Contemporaneously, the label “native species” is bestowed as if it’s a holy benediction, and conversely “non-native,” “exotic,” and “introduced” are applied like curse words. Scientists can demonstrate through sediment cores that the mix of plants at a given location are always going through cycles and never repeat, but we will insist that what’s there now—or what we think was there in 1492 or 1768 or whatever—is the only thing that really “belongs” there.
So, have we moved beyond the Christian paradigm or not?
Is the planet a place of unceasing dynamic change—as all available evidence demonstrates—or is it the idealized solid-state construct of Bronze Age superstition?
I am continually amazed by how many supposedly rational ideas embraced by ostensibly skeptical people are actually anchored in the Victorian Age or the Abrahamic religious legacy. The “Progress” myth is a Victorian invention, unsupported by facts or history, that is still clung to by every technophile out there, including many rich and powerful Silicon Valley oligarchs. The “evil” of humans—often expressed with sentiments like “people suck”—is nothing but Christianity’s “original sin” BS rehashed. The alleged superiority of agricultural civilization over traditional gatherer/hunter culture is nearly universal, though this claim, too, is unsupported by the record.
“Native” and “non-native” is a real distinction only at a scale of time and place that is very limited. We have to blinder ourselves to all but the immediate past and future to make it meaningful.
The migrations of humans, plants and animals in the current interglacial period—over the last 12,0000 years—have been intertwined. The “native” ranges of countless edible and medicinal plants were expanded by human propagation, whether intentional or accidental. We can trace ancient trade routes in the locations of fruit and nut trees, and identify abandoned settlements from the density of food species still growing in the area. Much of the “wild” Amazon was tended as a vast garden back in the day. Tobacco made its way from Brazil to New England before the Europeans arrived, traveling a comparable distance as any of the “invasive” weeds from Europe.
So, we must also carve out an exception for ourselves, now, as being the one case when it hasn’t been okay for humans to be involved in plant migration. Either that, or ignore the rich history of humans having done so, which is what most people tend to do: pretend that the world is “unchanging” and “orderly” and that our species is somehow separate from it.
With “The Next Great Migration,” Shah blows the lid off such conceits, and does so with an accessible book that is very well sourced and cited, and easy to read. You don’t need to be an expert in anything to follow her stories and her arguments. The politically minded will appreciate her sharp criticisms of national immigration policies, right up through the Trump era. I was personally more interested in the natural history, but I appreciated how she showed that current and past prejudices against both humans and non-humans for being “foreign” are related, both in spirit and in the same faulty logic.

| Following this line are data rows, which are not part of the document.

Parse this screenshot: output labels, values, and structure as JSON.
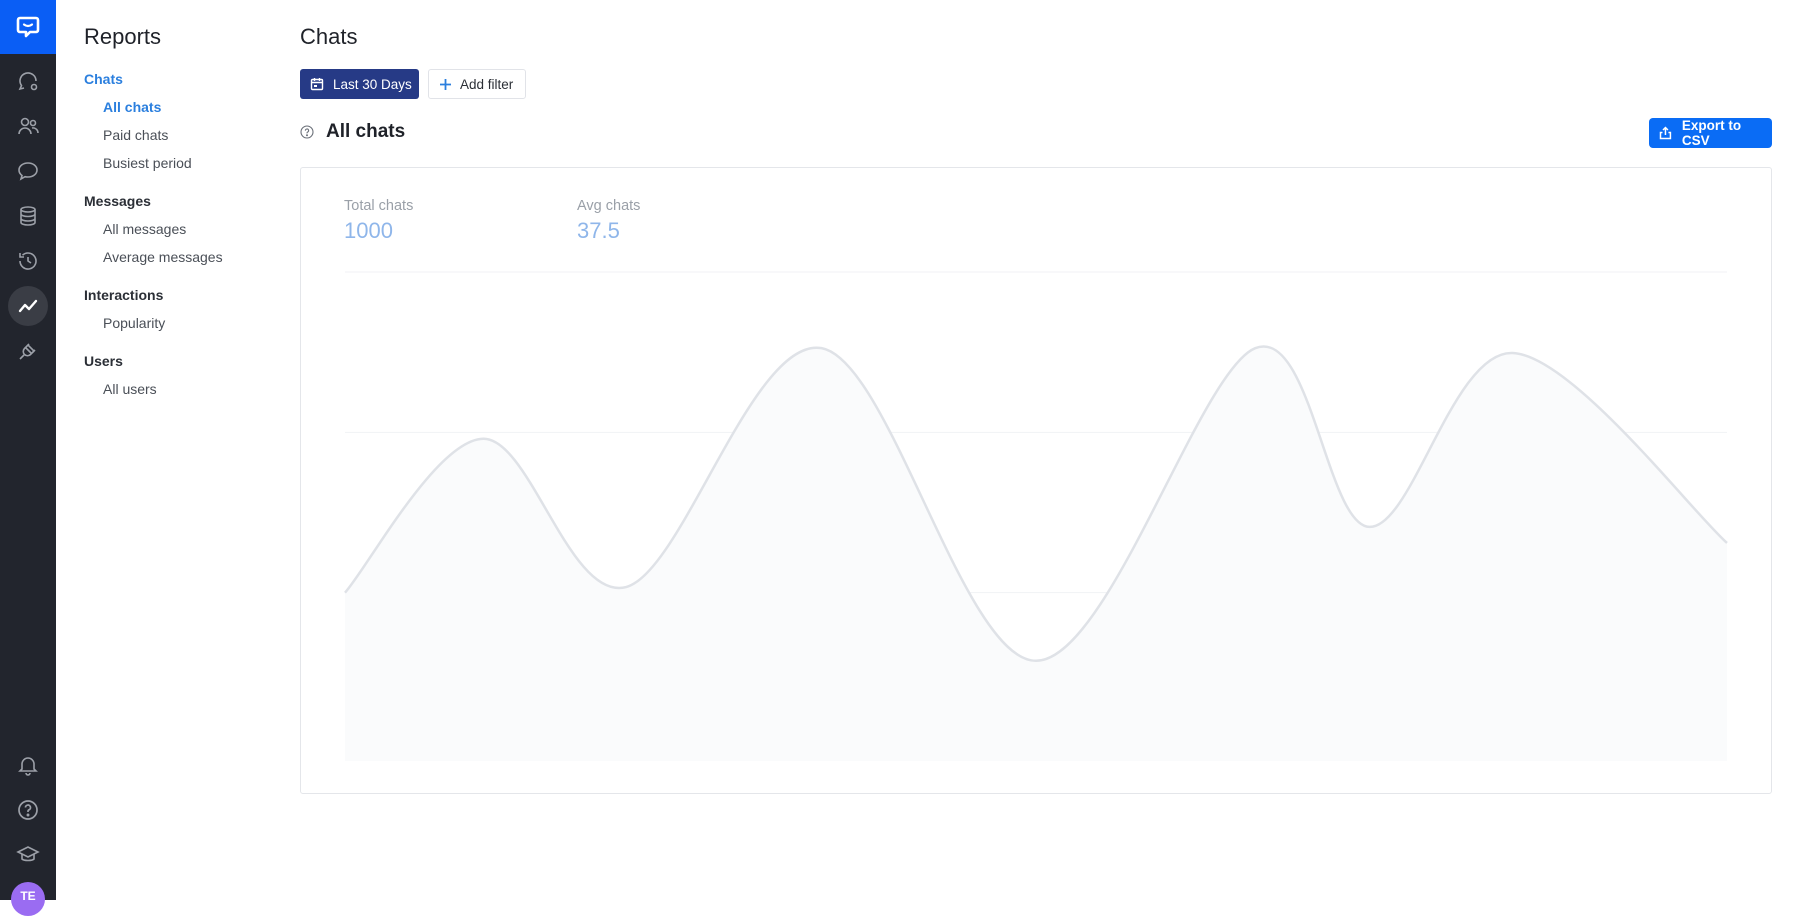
{
  "rail": {
    "logo": "chat-bubble-logo",
    "items": [
      {
        "name": "chats",
        "icon": "chat-dots-icon"
      },
      {
        "name": "customers",
        "icon": "users-icon"
      },
      {
        "name": "archives",
        "icon": "speech-bubble-icon"
      },
      {
        "name": "data",
        "icon": "database-icon"
      },
      {
        "name": "history",
        "icon": "history-icon"
      },
      {
        "name": "reports",
        "icon": "reports-chart-icon",
        "active": true
      },
      {
        "name": "integrations",
        "icon": "plug-icon"
      }
    ],
    "bottom": [
      {
        "name": "notifications",
        "icon": "bell-icon"
      },
      {
        "name": "help",
        "icon": "question-icon"
      },
      {
        "name": "academy",
        "icon": "graduation-cap-icon"
      }
    ],
    "avatar_initials": "TE",
    "avatar_color": "#9a6cf2"
  },
  "subnav": {
    "title": "Reports",
    "groups": [
      {
        "label": "Chats",
        "active": true,
        "items": [
          {
            "label": "All chats",
            "active": true
          },
          {
            "label": "Paid chats"
          },
          {
            "label": "Busiest period"
          }
        ]
      },
      {
        "label": "Messages",
        "items": [
          {
            "label": "All messages"
          },
          {
            "label": "Average messages"
          }
        ]
      },
      {
        "label": "Interactions",
        "items": [
          {
            "label": "Popularity"
          }
        ]
      },
      {
        "label": "Users",
        "items": [
          {
            "label": "All users"
          }
        ]
      }
    ]
  },
  "main": {
    "title": "Chats",
    "date_filter": "Last 30 Days",
    "add_filter": "Add filter",
    "section_title": "All chats",
    "export_label": "Export to CSV",
    "stats": [
      {
        "label": "Total chats",
        "value": "1000"
      },
      {
        "label": "Avg chats",
        "value": "37.5"
      }
    ]
  },
  "colors": {
    "accent": "#0a6cf5",
    "date_button": "#263a86",
    "active_link": "#2b7fde",
    "rail_bg": "#22252d",
    "line": "#dfe2e7",
    "area": "#fafbfc",
    "grid": "#f1f2f4"
  },
  "chart_data": {
    "type": "area",
    "title": "All chats",
    "xlabel": "",
    "ylabel": "",
    "x": [
      0,
      2.9,
      5.9,
      10.0,
      14.5,
      19.1,
      21.5,
      24.5,
      29
    ],
    "values": [
      20,
      39.2,
      20.7,
      50.5,
      11.5,
      50.5,
      28.2,
      49.9,
      26.2
    ],
    "xlim": [
      0,
      29
    ],
    "ylim": [
      0,
      60
    ],
    "gridlines": [
      20,
      40,
      60
    ],
    "grid": true,
    "legend": "none"
  }
}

When I put the book down, my view of our world felt noticeably expanded. Having read it, I have a deeper understanding not only of our planet, but of my own worldviews and how they’ve been shaped by the culture I’ve been subjected to since birth. I can also tell that my perceptions of various issues will continue to be shifted as I apply the revelations I gleaned. I definitely recommend this book.